George W. Bush was eager to go into their country and Barack Obama was eager to get out. By a painful coincidence, the disparate exigencies of these two American presidents have come together to help create conditions for a tragedy of historic proportions now being experienced by the Iraqi Christian community.
The tragedy reached a bloody climax Oct. 31 when terrorists stormed into the Syrian Catholic Cathedral of Our Lady of Deliverance in Baghdad. Before it was over, 58 Christians had been killed, including two priests, and 75 injured. As the slaughter was taking place, a three-year-old boy named Adam wandered amid the carnage pleading with the killers to stop. Finally they killed him, too. That’s what you do in a holy war, I guess.
Before the American-led invasion of Iraq in 2003, the Iraqi Christian community numbered about 900,000. Now it’s about 350,000. Most of the rest are refugees stranded in camps in Syria and Jordan. Terrorists like the ones who stormed the cathedral in Baghdad are most directly to blame of course. But the U.S. needs to shoulder its share of responsibility and take quick and effective action to relieve the plight of these people.
Cardinal Francis George of Chicago, outgoing president of the U.S. Conference of Catholic Bishops, made that point in a Nov. 10 letter to President Obama.
“Having invaded Iraq,” he said, “our nation has a moral obligation not to abandon those Iraqis who cannot defend themselves.” Among the minimum steps necessary, according to the cardinal, are strengthening the capacity of the Iraqi military and police to provide security for everybody, “including minorities,” promoting human rights, especially religious freedom, rebuilding the country’s “shattered” economy, and assisting Iraqi refugees.
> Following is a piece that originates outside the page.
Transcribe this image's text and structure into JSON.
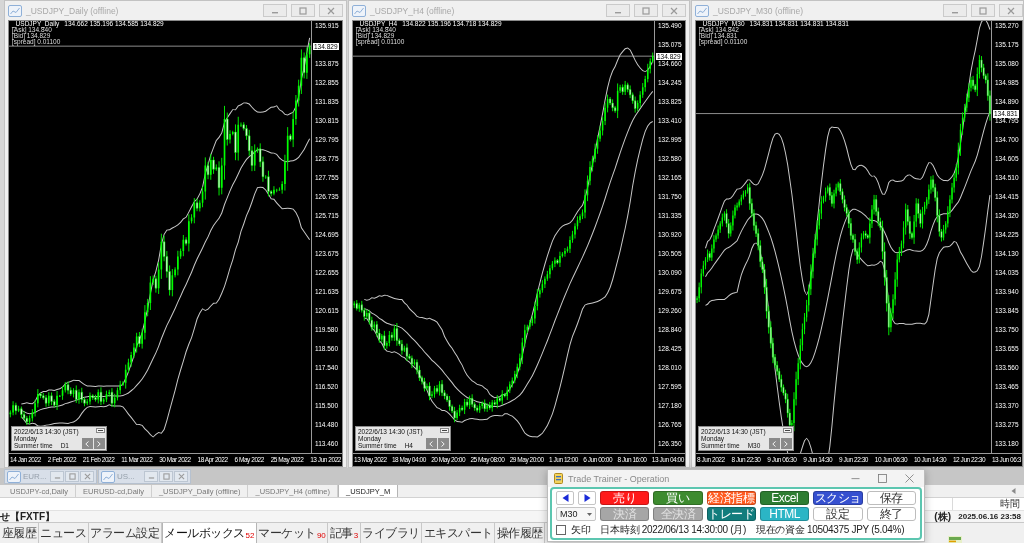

Toward the end of last month, the House of Representatives adopted a resolution calling for the protection of Iraqi religious minorities. The action was praised by chairmen of bishops’ conference committees for international justice and peace and migration. No doubt it was a welcome gesture, but a congressional resolution is only words on paper.